• App and web page records:
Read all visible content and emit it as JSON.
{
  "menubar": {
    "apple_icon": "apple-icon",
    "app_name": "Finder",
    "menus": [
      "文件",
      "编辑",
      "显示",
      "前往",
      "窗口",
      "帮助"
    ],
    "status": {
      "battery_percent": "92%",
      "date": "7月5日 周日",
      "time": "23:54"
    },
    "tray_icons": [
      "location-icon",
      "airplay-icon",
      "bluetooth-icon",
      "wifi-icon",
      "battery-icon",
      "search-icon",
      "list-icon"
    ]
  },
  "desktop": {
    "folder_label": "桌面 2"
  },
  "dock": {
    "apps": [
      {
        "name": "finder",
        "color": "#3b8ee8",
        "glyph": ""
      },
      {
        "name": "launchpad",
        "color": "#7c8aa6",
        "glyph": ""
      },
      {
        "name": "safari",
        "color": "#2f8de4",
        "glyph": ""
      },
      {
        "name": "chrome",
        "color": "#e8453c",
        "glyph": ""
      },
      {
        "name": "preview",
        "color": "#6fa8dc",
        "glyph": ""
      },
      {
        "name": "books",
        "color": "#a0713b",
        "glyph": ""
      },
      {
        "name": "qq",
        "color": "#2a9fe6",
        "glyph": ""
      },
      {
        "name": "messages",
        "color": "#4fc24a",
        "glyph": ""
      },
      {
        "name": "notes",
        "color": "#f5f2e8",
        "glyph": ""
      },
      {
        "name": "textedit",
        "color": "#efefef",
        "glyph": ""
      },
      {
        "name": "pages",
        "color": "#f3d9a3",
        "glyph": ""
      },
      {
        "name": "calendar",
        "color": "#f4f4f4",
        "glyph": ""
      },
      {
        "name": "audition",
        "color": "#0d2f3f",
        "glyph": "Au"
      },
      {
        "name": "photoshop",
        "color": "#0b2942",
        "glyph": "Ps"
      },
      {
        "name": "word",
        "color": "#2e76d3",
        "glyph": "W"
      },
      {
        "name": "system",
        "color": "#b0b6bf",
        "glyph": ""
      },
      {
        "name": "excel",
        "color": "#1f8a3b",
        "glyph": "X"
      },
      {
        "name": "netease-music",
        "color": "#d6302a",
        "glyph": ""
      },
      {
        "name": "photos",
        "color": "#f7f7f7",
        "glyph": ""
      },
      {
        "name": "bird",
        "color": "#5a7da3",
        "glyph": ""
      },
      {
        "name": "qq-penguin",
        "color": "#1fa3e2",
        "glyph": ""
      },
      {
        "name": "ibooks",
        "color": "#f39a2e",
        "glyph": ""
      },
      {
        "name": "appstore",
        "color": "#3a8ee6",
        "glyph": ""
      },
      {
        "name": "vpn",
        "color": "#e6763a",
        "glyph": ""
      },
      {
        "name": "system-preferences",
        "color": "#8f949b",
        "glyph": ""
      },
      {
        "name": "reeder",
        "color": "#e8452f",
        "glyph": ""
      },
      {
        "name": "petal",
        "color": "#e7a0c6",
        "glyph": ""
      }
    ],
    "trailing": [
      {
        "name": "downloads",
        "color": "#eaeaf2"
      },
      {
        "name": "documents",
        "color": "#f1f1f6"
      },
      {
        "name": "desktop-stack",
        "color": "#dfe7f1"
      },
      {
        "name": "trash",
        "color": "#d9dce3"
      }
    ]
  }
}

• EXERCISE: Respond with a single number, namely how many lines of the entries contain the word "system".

• ANSWER TO THIS TASK: 2